Points: 0
Reviews: 74

Fri Nov 10, 2017 3:18 am
Thundahguy wrote a review...

I genuinely hate Shakespeare's work. My main complaint with him is how his stories are, after factoring out the deep writing style and symbolism, pretty dire, leave loose ends or are just bad. I'm a simpleton when it comes to that, but I do focus on general story structure. Reading this, however, made me smile a bit, even if it was a little corny. It did tie up the whole Oberon/Titania subplot in a way that is better than the original.

The writing was excellent and detailed, despite lacking Shakespeare's 'every line has symbolism' style. General story was easy to understand. Overall, it's pretty good.

Don't really know why you referenced Pyramus and Thisbe, which was a much bleaker story than the original Oberon/Titania ending. But hey, mischievous fairies always do like the most darndest things.

User avatar
15 Reviews

Points: 36
Reviews: 15

Thu Nov 09, 2017 2:49 am
Cub wrote a review...

A Midsummer Night's Dream is one of my favorite plays, so this interested me a lot!
Now, there were some problems.
For example, I don't know if this was a stylistic choice, but if not, it is incorrect. Titania's wife is 'Oberon', not 'Auberon.' Also, the child they were fighting for was not their son. It was a human boy taken in by them. I mean no offence here, but have you read the play? Mistakes like that make it appear like you have not--and those mistakes include your interpretation, which, no offense, seems a little bit skewed. Shakespeare wasn't showing an abusive relationship with Oberon and Titania--they were both, along with Puck, mischievous fairies. The moral laws of humanity didn't really meld with them.
As for your writing, it's reasonably good. You present various points clearly and concisely, and the story, in and of itself, is quite interesting. If you wanted to make it a simple realistic story, it could be reworked fairly easily. I also liked a couple references, for example, to the wall scene.
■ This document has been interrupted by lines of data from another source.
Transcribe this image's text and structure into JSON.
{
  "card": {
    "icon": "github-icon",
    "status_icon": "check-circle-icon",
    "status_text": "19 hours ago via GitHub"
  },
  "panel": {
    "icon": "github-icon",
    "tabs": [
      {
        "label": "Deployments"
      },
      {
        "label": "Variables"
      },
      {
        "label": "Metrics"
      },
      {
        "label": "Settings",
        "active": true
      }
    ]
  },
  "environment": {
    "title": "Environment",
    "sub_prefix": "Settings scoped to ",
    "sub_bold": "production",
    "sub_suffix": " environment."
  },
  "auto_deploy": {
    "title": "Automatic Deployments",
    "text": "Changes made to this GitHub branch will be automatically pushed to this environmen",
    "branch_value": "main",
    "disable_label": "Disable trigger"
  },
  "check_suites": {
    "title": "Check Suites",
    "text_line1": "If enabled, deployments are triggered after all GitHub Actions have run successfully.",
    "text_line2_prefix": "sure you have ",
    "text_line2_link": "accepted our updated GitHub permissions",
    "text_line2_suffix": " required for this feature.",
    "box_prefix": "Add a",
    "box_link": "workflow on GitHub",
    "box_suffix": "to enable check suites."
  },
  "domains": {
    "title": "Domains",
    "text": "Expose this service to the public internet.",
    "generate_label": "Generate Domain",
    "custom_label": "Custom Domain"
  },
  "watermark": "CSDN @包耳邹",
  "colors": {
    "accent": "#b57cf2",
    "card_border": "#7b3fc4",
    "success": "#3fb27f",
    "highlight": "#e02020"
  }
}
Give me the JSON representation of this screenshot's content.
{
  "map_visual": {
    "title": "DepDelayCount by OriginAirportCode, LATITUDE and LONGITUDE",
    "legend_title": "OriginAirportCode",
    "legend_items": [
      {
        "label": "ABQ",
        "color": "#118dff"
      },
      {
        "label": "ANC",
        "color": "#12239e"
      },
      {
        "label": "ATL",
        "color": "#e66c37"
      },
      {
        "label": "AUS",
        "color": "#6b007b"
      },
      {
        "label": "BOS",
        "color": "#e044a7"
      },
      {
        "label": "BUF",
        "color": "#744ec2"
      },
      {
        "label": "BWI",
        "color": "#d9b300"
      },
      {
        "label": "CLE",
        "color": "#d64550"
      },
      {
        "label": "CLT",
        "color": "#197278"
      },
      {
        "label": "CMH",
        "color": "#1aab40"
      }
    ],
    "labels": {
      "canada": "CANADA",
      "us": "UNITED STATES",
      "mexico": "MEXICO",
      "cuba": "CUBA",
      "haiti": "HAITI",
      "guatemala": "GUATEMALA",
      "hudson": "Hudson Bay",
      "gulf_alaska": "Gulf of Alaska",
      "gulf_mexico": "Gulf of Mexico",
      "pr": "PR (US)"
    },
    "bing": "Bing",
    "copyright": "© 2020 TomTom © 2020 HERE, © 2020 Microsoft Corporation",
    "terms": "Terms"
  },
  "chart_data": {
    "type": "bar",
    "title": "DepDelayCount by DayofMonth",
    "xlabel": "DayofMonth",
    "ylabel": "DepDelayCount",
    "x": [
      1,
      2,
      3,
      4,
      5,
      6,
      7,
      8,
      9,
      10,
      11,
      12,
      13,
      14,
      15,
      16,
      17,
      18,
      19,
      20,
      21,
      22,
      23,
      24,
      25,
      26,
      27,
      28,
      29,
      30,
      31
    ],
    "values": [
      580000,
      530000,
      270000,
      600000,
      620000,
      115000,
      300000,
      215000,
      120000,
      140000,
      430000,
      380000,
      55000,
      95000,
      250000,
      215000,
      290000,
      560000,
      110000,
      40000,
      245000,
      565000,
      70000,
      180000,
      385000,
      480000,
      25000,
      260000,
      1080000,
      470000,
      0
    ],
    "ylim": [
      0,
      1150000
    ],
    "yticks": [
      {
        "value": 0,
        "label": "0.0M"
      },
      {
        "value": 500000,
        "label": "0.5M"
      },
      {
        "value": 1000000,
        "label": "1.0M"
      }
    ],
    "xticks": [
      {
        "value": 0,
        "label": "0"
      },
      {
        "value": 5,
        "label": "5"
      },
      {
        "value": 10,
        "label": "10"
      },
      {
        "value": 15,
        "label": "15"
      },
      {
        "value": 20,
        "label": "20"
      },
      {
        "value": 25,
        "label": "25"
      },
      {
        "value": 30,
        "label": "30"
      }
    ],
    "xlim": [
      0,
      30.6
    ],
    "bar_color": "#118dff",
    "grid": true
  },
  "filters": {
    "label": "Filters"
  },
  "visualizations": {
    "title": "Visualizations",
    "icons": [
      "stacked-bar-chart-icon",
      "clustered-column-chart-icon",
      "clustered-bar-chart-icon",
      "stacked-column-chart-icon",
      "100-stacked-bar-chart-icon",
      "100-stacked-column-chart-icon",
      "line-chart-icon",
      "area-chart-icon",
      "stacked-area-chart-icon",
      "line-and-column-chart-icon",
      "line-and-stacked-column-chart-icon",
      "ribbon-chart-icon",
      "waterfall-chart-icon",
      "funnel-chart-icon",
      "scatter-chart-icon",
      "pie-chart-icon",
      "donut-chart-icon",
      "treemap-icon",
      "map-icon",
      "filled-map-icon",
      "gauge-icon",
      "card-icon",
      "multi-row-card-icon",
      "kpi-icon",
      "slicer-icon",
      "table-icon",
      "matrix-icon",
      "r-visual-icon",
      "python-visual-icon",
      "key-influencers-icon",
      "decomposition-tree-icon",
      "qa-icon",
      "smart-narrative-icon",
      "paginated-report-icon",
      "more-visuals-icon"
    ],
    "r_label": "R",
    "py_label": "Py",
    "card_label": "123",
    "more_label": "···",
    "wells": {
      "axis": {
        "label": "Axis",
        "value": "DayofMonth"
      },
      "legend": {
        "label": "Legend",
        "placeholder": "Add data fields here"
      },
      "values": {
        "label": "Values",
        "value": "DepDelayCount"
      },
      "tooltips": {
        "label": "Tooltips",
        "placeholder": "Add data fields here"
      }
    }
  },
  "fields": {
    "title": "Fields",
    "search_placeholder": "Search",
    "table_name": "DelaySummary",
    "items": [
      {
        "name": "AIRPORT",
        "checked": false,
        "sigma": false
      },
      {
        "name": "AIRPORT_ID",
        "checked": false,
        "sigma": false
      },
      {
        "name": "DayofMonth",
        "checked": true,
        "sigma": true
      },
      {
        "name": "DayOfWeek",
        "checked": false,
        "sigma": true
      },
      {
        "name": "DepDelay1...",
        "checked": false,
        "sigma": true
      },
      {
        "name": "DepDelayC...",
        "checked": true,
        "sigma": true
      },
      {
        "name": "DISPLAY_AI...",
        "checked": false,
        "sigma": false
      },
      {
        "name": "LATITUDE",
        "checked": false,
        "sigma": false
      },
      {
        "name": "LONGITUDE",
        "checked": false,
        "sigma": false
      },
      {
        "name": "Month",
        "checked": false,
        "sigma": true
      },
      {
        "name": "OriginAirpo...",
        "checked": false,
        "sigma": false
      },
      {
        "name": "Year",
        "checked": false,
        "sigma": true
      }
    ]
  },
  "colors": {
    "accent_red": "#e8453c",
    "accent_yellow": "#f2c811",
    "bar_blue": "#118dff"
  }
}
That was a funny part.
Anyway, congratulations on an interesting story. I hope to read more from you some other time.

ExOmelas says...

Yeah, I hadn't seen the play in a while (most recently was like last summer I think) and I'd forgotten about that. I think at the point where he wants the changeling to be his child soldier though trying to make this ending less problematic (which is largely my goal) is just unworkable.

This started by a conversation between me and my friend (he's where I got the Auberon spelling from) where we were talking about portrayals of Auberon and how they often seem to have him as angry and vindictive. He tries to claim that the child is somehow owed to him and that Titania is the one in the wrong... so much so that he is allowed to manipulate her and make her fall in love with an ass. This just probably isn't on, so I was trying to make a relatively okay happy ending that involved the two of them staying together. Also in the version I saw he was a drunk, but I think that was a stylistic choice on the part of the artistic director.

Thanks for the review :)

When you cut pieces out of the truth to avoid looking like a fool, you end up looking like a moron instead.
— Robin Hobb